Data extracted from a collection
------------------------------------------------------------

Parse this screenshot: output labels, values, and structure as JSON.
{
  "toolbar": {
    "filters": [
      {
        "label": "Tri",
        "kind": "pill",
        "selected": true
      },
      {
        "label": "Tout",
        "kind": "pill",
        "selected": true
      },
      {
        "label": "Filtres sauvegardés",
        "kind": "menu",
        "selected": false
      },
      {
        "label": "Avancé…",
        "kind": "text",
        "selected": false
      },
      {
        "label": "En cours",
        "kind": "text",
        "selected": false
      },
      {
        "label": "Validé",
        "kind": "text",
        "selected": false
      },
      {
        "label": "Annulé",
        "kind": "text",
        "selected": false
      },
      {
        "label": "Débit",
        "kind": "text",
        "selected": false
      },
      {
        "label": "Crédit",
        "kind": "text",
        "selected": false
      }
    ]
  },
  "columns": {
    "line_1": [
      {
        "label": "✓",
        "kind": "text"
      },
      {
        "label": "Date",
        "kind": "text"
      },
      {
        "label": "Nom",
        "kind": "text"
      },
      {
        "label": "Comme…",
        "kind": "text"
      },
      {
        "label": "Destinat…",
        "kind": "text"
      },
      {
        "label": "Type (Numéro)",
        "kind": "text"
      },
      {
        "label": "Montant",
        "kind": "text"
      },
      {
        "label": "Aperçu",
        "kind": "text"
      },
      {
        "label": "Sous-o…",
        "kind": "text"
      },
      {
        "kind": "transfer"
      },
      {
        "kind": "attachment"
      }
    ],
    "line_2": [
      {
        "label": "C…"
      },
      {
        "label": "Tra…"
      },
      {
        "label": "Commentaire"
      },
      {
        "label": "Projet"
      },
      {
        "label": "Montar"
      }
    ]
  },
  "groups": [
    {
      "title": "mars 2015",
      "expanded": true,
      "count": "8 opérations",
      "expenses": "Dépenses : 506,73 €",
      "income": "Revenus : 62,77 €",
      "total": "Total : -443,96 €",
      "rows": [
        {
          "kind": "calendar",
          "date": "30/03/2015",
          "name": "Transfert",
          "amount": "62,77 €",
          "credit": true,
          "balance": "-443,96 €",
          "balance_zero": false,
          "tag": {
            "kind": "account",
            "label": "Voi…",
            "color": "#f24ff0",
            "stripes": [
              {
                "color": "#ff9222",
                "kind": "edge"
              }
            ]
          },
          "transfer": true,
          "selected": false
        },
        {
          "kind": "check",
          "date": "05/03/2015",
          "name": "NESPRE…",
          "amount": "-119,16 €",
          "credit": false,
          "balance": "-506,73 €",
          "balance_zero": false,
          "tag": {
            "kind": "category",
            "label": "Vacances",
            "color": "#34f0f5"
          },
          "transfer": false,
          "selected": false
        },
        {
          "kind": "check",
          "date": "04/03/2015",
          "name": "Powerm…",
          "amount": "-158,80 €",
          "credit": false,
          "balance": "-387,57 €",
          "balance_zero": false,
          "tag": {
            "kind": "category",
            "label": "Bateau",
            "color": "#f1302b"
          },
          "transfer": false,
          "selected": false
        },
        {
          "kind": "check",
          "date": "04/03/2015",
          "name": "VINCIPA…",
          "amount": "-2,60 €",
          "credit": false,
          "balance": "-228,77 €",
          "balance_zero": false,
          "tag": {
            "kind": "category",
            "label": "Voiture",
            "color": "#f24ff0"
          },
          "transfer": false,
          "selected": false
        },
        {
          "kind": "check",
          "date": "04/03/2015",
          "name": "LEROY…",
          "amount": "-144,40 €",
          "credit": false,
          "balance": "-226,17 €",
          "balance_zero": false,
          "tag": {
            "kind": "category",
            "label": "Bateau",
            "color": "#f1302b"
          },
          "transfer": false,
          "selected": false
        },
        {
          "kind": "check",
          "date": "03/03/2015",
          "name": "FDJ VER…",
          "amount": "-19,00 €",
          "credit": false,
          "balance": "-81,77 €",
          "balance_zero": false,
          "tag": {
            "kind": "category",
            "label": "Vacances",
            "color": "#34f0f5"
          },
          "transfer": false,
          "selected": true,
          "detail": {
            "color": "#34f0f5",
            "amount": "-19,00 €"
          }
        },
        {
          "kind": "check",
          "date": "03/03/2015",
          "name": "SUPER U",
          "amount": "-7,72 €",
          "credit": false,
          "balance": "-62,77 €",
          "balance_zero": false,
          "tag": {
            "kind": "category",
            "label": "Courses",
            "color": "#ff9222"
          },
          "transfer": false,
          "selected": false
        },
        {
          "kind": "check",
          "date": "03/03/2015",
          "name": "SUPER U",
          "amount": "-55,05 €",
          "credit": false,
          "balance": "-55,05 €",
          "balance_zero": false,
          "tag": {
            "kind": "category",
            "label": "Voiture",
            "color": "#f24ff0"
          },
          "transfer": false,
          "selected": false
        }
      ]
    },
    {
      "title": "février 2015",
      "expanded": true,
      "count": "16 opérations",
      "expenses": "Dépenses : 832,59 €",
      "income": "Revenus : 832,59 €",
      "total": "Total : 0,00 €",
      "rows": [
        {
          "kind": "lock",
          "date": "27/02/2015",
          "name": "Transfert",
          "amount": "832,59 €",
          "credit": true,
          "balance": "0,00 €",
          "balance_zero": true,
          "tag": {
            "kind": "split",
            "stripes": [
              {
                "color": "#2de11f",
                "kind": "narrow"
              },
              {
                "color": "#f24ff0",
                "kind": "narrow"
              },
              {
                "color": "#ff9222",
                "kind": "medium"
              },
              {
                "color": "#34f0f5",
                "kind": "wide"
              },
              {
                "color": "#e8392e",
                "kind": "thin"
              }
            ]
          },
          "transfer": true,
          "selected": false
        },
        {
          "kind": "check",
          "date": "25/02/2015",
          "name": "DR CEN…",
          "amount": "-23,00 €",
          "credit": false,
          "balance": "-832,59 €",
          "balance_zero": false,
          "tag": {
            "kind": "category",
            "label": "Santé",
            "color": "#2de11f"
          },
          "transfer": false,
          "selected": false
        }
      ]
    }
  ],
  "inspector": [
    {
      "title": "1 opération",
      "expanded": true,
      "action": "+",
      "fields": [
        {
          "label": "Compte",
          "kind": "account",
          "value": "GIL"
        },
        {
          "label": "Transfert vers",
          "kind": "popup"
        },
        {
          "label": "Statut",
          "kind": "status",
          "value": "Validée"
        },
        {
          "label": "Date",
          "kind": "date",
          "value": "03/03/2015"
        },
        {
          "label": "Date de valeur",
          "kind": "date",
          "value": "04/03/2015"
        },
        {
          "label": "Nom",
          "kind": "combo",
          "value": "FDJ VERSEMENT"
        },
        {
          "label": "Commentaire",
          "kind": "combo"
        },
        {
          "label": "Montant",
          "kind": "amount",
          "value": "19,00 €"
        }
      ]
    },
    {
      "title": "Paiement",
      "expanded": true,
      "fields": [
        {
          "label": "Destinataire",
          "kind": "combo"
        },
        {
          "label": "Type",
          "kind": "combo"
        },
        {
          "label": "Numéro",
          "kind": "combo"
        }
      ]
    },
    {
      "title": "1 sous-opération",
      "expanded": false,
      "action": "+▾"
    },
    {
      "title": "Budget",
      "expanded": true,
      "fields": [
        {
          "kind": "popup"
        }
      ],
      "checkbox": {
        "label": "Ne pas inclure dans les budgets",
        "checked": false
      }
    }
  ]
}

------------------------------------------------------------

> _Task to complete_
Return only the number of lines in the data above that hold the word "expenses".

> _Task result_
2